The big year over improvement was from 2016 to 2017. You can see that we actually regressed some in 2018 relative to 2017. The one area where we had a big year-over-year improvement was long runs. Our percentage of runs that gained 7-10, 11-20 and 20 or more yards all went up substantially relative to 2017. I read those stats as runs that in 2017 would gain 3-6 yards, were gaining 7 or more yards in 2018. That is a reflection on the elusiveness of the running backs. In 2017 we had Booker, an out-of-shape C.J. Anderson and a broke-down and disinterested Jamaal Charles carrying the ball.

In 2018 we had a higher % of runs that were stopped at or behind the LOS than in 2017. We also had a higher % of runs that gained two or fewer yards. For those who prefer graphs to tables the data from above is shown in graphical form below.

From the perspective of the individual running backs here is how our three runners compared to each other in 2018.

Back % of runs gaining 11-20 yds % of runs gaining 7-10 yds % of runs gaining 3-6 yds % of runs less than or equal to 2 yards % of runs less than or equal to 0 yards
Pillip Lindsay 11.2% 9.6% 34.2% 40.6% 20.3%
Royce Freeman 7.0% 11.7% 35.9% 43.8% 19.5%
Devontae Booker 9.1% 18.2% 39.4% 30.3% 9.1%

I was surprised to see how effective Booker was. He did not have a single run where he was tackled for a loss of yardage. He also had a surprisingly high % of his runs gain 7 or more yards. Now, we need some context here. Were many of those runs on 3rd and long (“give-up” runs)? Booker only had 9 of his carries 34 carries on 3rd down and only three of those carries were on 3rd and long. He had a run of 11 on 3rd and 7 against the Faiders in Jokeland, a run of 8 on 3rd and 9 against the Faiders in Denver. His other run on 3rd and long was on 3rd and 7 against the Chiefs in KC - it gained 3 yards. Booker had another good run on 3rd down against the Chiefs in Denver, but it was on 3rd and 2 (he gained 10).


I’m certain that Vic Fangio understands the connection between a good running game and an effective defensive unit. Chicago ran the ball 468 times in 2018 (6th most rushing attempts) despite being 27th in YPC (4.141 YPC, WAS had 4.142). Matt Nagy did this to both aid Fangio’s D but also to help his young QB. When healthy, the Broncos have one of the most potent and dynamic RB duos in the league. Freeman was not the same once he came back from his ankle injury. I’m hopeful that in 2019 he can regain his form from the first part of the 2018 season. Lindsay has a rare combination of speed, quickness and vision. If these two are used properly Denver could have the best run game in the league in 2019. This is, of course, dependent on finding a good center or guard to replace Matt Paradis and Max Garcia, both of whom left in free agency. I’m not drinking the Sam Jones Kool-Aid just yet.

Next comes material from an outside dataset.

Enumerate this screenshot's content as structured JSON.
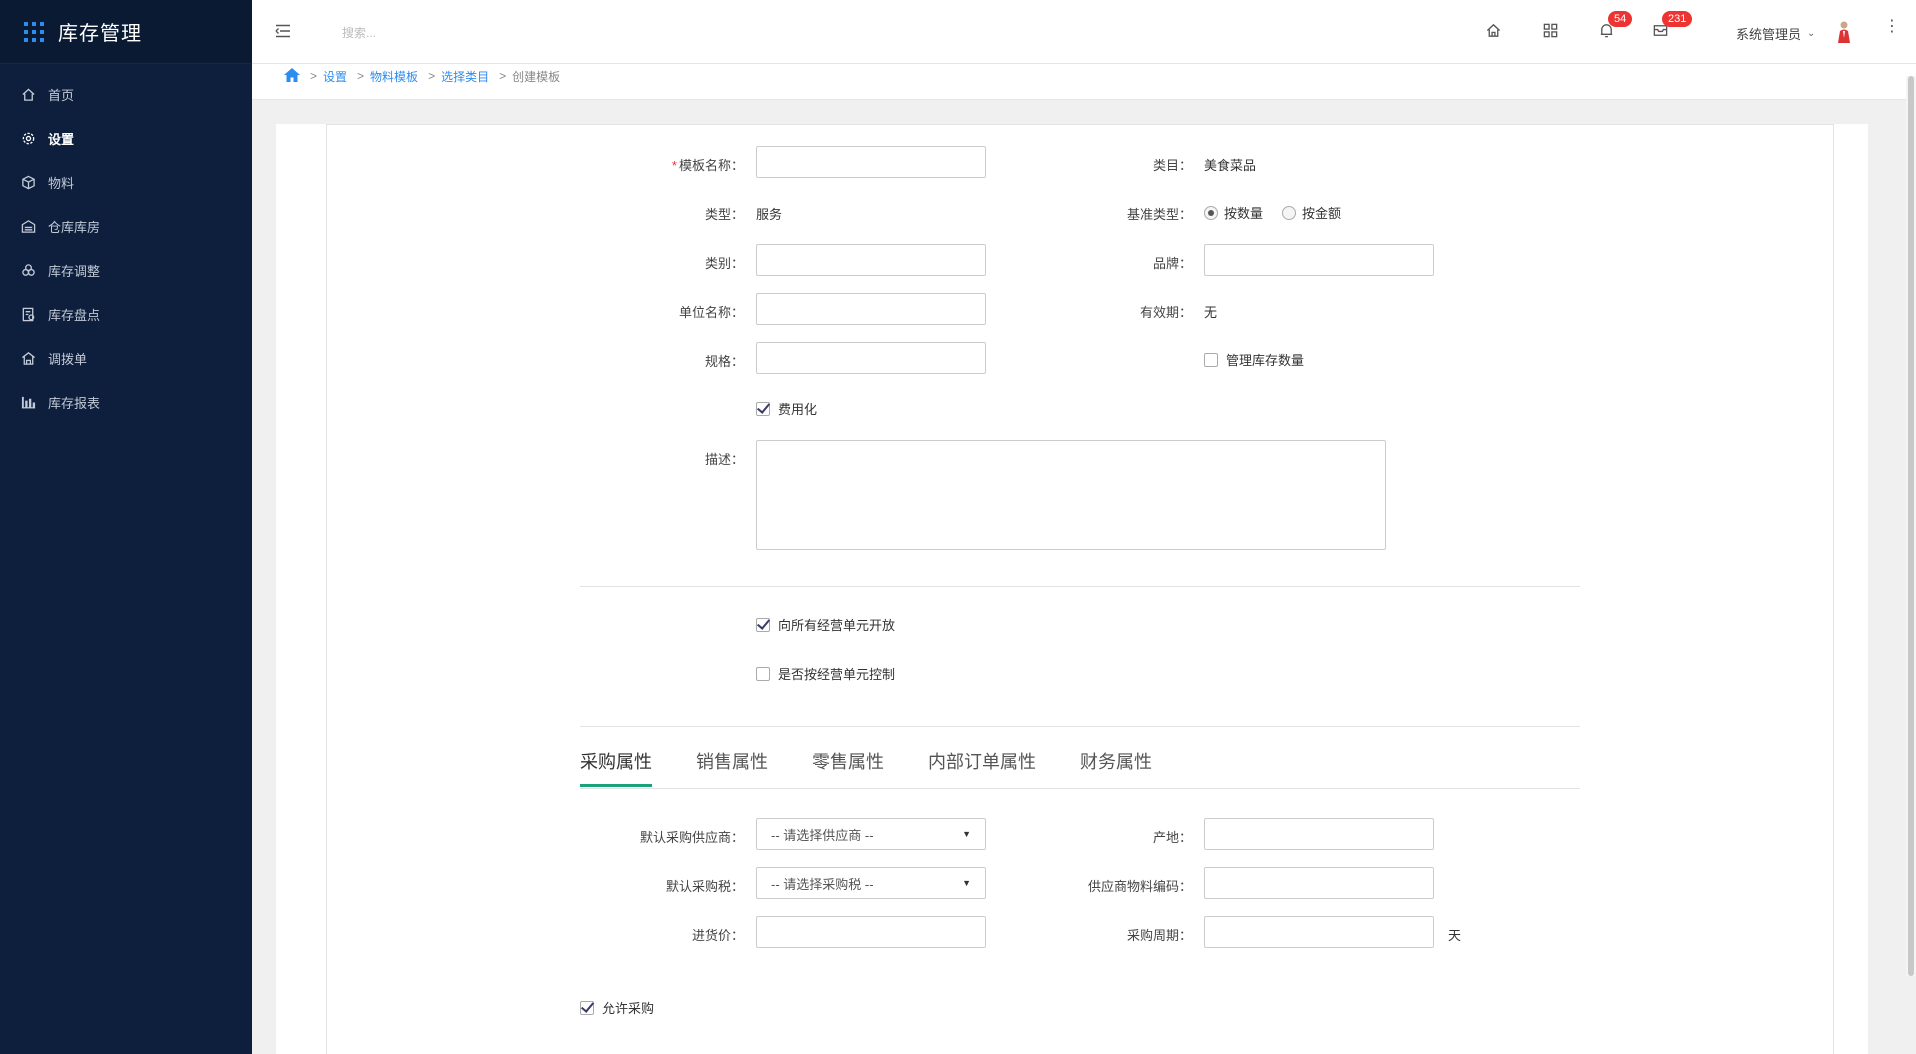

After finishing 4th in YPC and 12th in total rushing yards in 2018, where will Denver finish in those two stats in 2019?

This poll is closed

  • 7%
    #1 in both!!!
    (47 votes)
  • 48%
    Top 5 in both
    (288 votes)
  • 28%
    Top 5 in YPC, top 10 in total rushing yards
    (168 votes)
  • 13%
    Top 10 in YPC, top 15 in total rushing yards
    (80 votes)
  • 2%
    bottom half of the league in both
    (16 votes)
599 votes total Vote Now